After the Kansas City Chiefs won a 33-31 nail-biter against the Carolina Panthers on Sunday, defensive end Frank Clark said there much room for the defense to improve.
“There are going to be mistakes throughout the game — and throughout the season — but [we have] to eliminate those big mistakes,” he told reporters.
“The penalties, the mental errors and stuff. I mean, the stuff you can control — stepping out [of] your gap, not being gap-sound. That’s when you get plays running 15, 20 — those big run plays.”
There have certainly been games where the Chiefs have given up more rushing yards than they did against Carolina on Sunday — but all things considered, holding a team with superstar running back Christian McCaffrey to 104 yards (at 4.3 yards a carry) wasn’t a bad day’s work for the run defense.
However, allowing Panthers quarterback Teddy Bridgewater to throw for 310 yards and a pair of touchdowns (and a higher-than-typical opponent passer rating of 103.3) wasn’t ideal. The Chiefs sacked Bridgewater twice. Clark had one of them — his fourth of the season — plus a pair of quarterback hits. While defensive tackle Chris Jones has been among the league leaders in quarterback pressures this season, Clark has not been — and neither of them seem to be getting as many sacks as we might expect.

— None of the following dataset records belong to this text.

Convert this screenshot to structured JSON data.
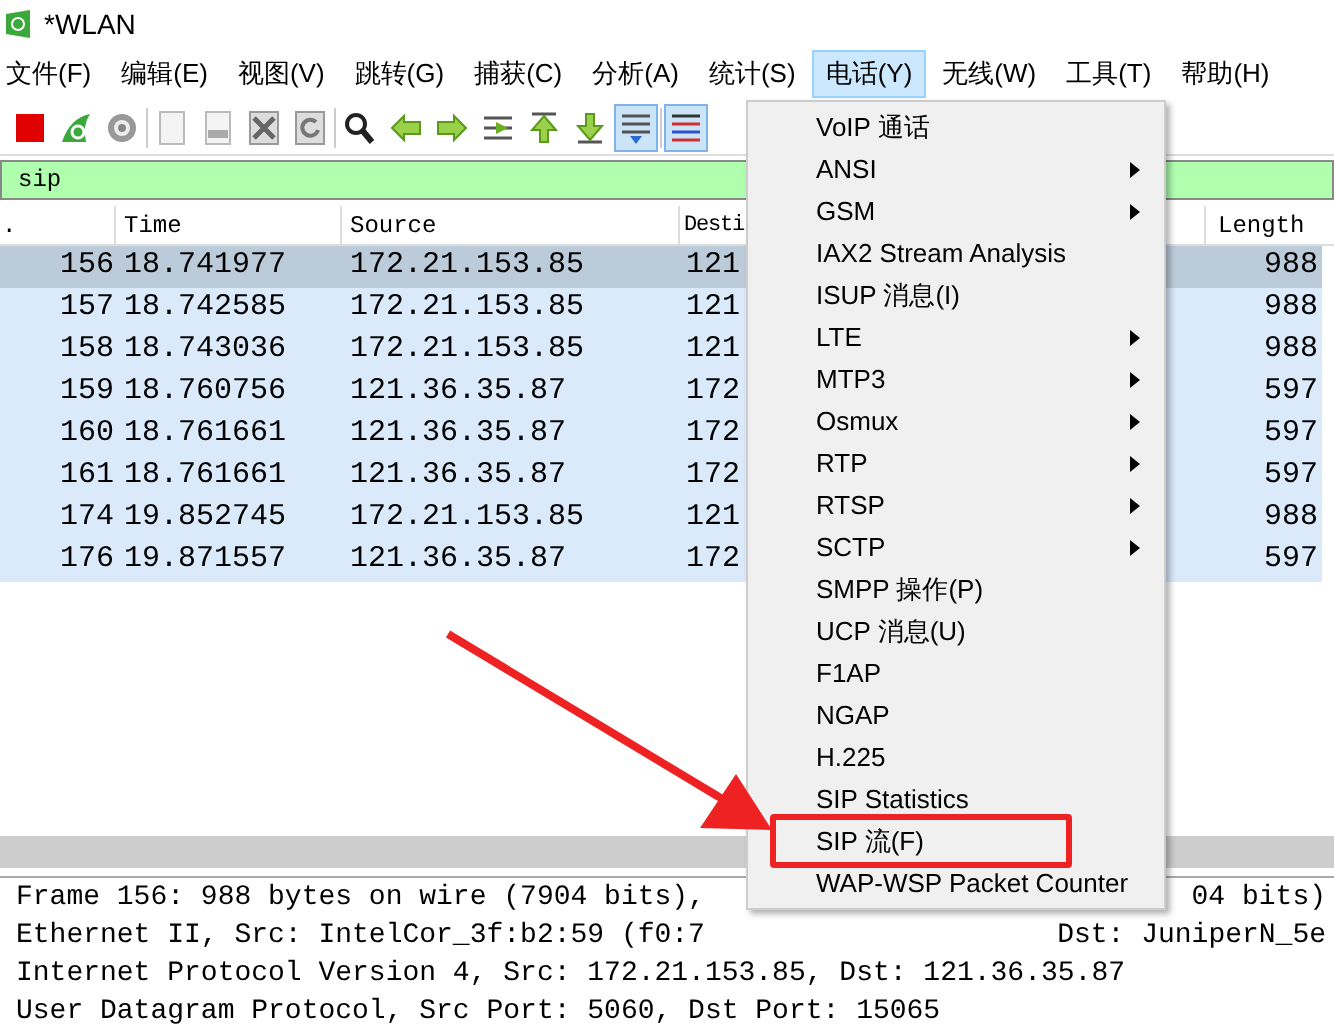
{
  "window": {
    "title": "*WLAN"
  },
  "menubar": [
    {
      "label": "文件(F)",
      "selected": false
    },
    {
      "label": "编辑(E)",
      "selected": false
    },
    {
      "label": "视图(V)",
      "selected": false
    },
    {
      "label": "跳转(G)",
      "selected": false
    },
    {
      "label": "捕获(C)",
      "selected": false
    },
    {
      "label": "分析(A)",
      "selected": false
    },
    {
      "label": "统计(S)",
      "selected": false
    },
    {
      "label": "电话(Y)",
      "selected": true
    },
    {
      "label": "无线(W)",
      "selected": false
    },
    {
      "label": "工具(T)",
      "selected": false
    },
    {
      "label": "帮助(H)",
      "selected": false
    }
  ],
  "toolbar": [
    {
      "kind": "stop",
      "selected": false
    },
    {
      "kind": "restart",
      "selected": false
    },
    {
      "kind": "options",
      "selected": false
    },
    {
      "kind": "sep"
    },
    {
      "kind": "open",
      "selected": false
    },
    {
      "kind": "save",
      "selected": false
    },
    {
      "kind": "close",
      "selected": false
    },
    {
      "kind": "reload",
      "selected": false
    },
    {
      "kind": "sep"
    },
    {
      "kind": "find",
      "selected": false
    },
    {
      "kind": "back",
      "selected": false
    },
    {
      "kind": "forward",
      "selected": false
    },
    {
      "kind": "goto",
      "selected": false
    },
    {
      "kind": "first",
      "selected": false
    },
    {
      "kind": "last",
      "selected": false
    },
    {
      "kind": "autoscroll",
      "selected": true
    },
    {
      "kind": "sep"
    },
    {
      "kind": "colorize",
      "selected": true
    }
  ],
  "filter": {
    "value": "sip"
  },
  "packet_list": {
    "columns": [
      ".",
      "Time",
      "Source",
      "Desti",
      "Length"
    ],
    "rows": [
      {
        "no": "156",
        "time": "18.741977",
        "source": "172.21.153.85",
        "destination": "121",
        "length": "988",
        "selected": true
      },
      {
        "no": "157",
        "time": "18.742585",
        "source": "172.21.153.85",
        "destination": "121",
        "length": "988",
        "selected": false
      },
      {
        "no": "158",
        "time": "18.743036",
        "source": "172.21.153.85",
        "destination": "121",
        "length": "988",
        "selected": false
      },
      {
        "no": "159",
        "time": "18.760756",
        "source": "121.36.35.87",
        "destination": "172",
        "length": "597",
        "selected": false
      },
      {
        "no": "160",
        "time": "18.761661",
        "source": "121.36.35.87",
        "destination": "172",
        "length": "597",
        "selected": false
      },
      {
        "no": "161",
        "time": "18.761661",
        "source": "121.36.35.87",
        "destination": "172",
        "length": "597",
        "selected": false
      },
      {
        "no": "174",
        "time": "19.852745",
        "source": "172.21.153.85",
        "destination": "121",
        "length": "988",
        "selected": false
      },
      {
        "no": "176",
        "time": "19.871557",
        "source": "121.36.35.87",
        "destination": "172",
        "length": "597",
        "selected": false
      }
    ]
  },
  "details": [
    {
      "left": "Frame 156: 988 bytes on wire (7904 bits),",
      "right": "04 bits)"
    },
    {
      "left": "Ethernet II, Src: IntelCor_3f:b2:59 (f0:7",
      "right": "Dst: JuniperN_5e"
    },
    {
      "left": "Internet Protocol Version 4, Src: 172.21.153.85, Dst: 121.36.35.87"
    },
    {
      "left": "User Datagram Protocol, Src Port: 5060, Dst Port: 15065"
    }
  ],
  "telephony_menu": [
    {
      "label": "VoIP 通话",
      "submenu": false
    },
    {
      "label": "ANSI",
      "submenu": true
    },
    {
      "label": "GSM",
      "submenu": true
    },
    {
      "label": "IAX2 Stream Analysis",
      "submenu": false
    },
    {
      "label": "ISUP 消息(I)",
      "submenu": false
    },
    {
      "label": "LTE",
      "submenu": true
    },
    {
      "label": "MTP3",
      "submenu": true
    },
    {
      "label": "Osmux",
      "submenu": true
    },
    {
      "label": "RTP",
      "submenu": true
    },
    {
      "label": "RTSP",
      "submenu": true
    },
    {
      "label": "SCTP",
      "submenu": true
    },
    {
      "label": "SMPP 操作(P)",
      "submenu": false
    },
    {
      "label": "UCP 消息(U)",
      "submenu": false
    },
    {
      "label": "F1AP",
      "submenu": false
    },
    {
      "label": "NGAP",
      "submenu": false
    },
    {
      "label": "H.225",
      "submenu": false
    },
    {
      "label": "SIP Statistics",
      "submenu": false
    },
    {
      "label": "SIP 流(F)",
      "submenu": false
    },
    {
      "label": "WAP-WSP Packet Counter",
      "submenu": false
    }
  ]
}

“I think last year, I had one sack — probably none — like six games in the season,” recalled Clark, “but I don’t trip about stuff like that. And I know my teammates aren’t really tripping — especially Chris.”
Clark’s recollection was correct: he had one sack through the first six games of last season — and then seven in the final 10. But he was careful to explain that what he does on the field isn’t always about sacks — or even quarterback pressures.
“I put a lot on us,” said Clark, “because it’s our defensive line. But in reality, it’s our defense. A lot of things have to do with calls and stuff. You’ve got to understand: I’m dropping more than I’ve usually dropped over the years — doing a lot more dropping in coverage.
“You might be in a defensive call that you get excited you’re pass-rushing, but the offense might show you something else — they might show a screen. We’ve got a great defensive coordinator; he’s on top of things like that. Usually when he calls a play, it’s putting you — as a player — in the right position to be successful.”
On Sunday, that included some snaps where Clark and Jones rushed from opposite ends of the line. And Clark said he would like to see more of it.
“It’s kind of easy for a team to game plan when you’ve got two of the best rushers in the league — or two of the best D-ends or defensive players in the league — on one side,” he explained. “It’s easy to game plan that. We both like the right side. It’s one of those things where I told him, ‘I want to be able to move around more. I want to be able to do more. Move me everywhere — I don’t care. I’ll play right end, I’ll play left end. I can play D-tackle [or] nose in pass-rush situations.’ I know that. So watching him on the other side... it was like, ‘Man, this opens up a lot of things.’”